Deepfakes are where things really stepped up though. These AI-created vids that “combine and superimpose existing images and videos onto source images or videos using a machine learning technique known as generative adversarial network” are being used to seamlessly replace real-life actors with digital ones. Want to know what it would have been like if Tom Selleck had accepted the role of Indiana Jones instead of turning it down and letting it go to Harrison Ford? Well, we can see that now. Nearly flawlessly.
And now all of that tech is going to be brought together to bring back a Hollywood icon whose life was tragically cut short. According to a report from THR, production house Magic City Films will use CGI to recreate James Dean to star in a brand new Vietnam War drama titled Finding Jack. Adapted from Gareth Crocker’s novel of the same name, the film is based on the true story of more than 10,000 military service dogs who were abandoned at the of the Vietnam War. It’s described as “an emotional journey about friendship and love under desperate circumstances”. One of the co-leads of the story is a character named Rogan, which producer Anton Ernst was perfect for the late Dean.
We feel very honored that his family supports us and will take every precaution to ensure that his legacy as one of the most epic film stars to date is kept firmly intact.
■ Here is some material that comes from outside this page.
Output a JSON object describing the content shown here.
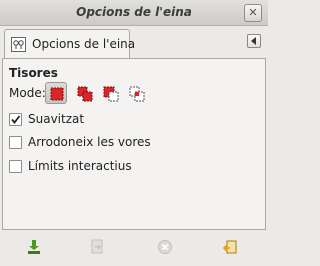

The family views this as his fourth movie, a movie he never got to make. We do not intend to let his fans down.
Dean had been one of Hollywood’s hottest actors after starring in films like Rebel Without a Cause, East of Eden, and Giant. However, his flame was snuffed out prematurely when he died in a car accident in 1955. He was just 24 years old at the time. Now Canadian VFX company Imagine Engine will be teaming up with our very own South African VFX company MOI Worldwide to create a “full body” CGI version of Dean using existing videos and footage similar to how deepfakes work. Another unnamed actor will be providing his voice.
If Finding Jack is a success (both technically and commercially), then chances are we’re going to be seeing a lot more of this. Mark Roesler, CEO of CMG Worldwide, the talent agency that represents Dean’s estate as well as those of over 1,700 other celebrities living and passed on, minced no words in saying that “This opens up a whole new opportunity for many of our clients who are no longer with us.”
Ernst added to this by revealing that it’s not just Hollywood celebs that are potentially being looked at. We could be seeing something a lot closer to home even.
Our partners in South Africa are very excited about this, as this technology would also be employed down the line to re-create historical icons such as Nelson Mandela to tell stories of cultural heritage significance.
I will admit that I’m torn on this. On the one hand, I’m always in favour of never again seeing bad makeup jobs and poor impersonations to bring people to life on-screen. In that regard, this technology is a boon. However, we’ve seen this done nearly flawless through the power of nothing but sensational acting. On top of that, digitally recreating the performance of an actor is not the same as that actor actually performing, no matter how many archived videos and images you use. We don’t know what type of thespian choices an actor would have made had they actually portrayed a role themselves, and it feels… wrong to have some Hollywood suits decide that for them.
We seemingly won’t have too long to wait to see if this grand experiment pays off as Finding Jack is set to go into production in just over a week with the aim being to have it ready for release on Veterans Day on 11 November 2020. That is not a lot of time for something like this, so I’ll be keeping an eye on this.
Last Updated: November 7, 2019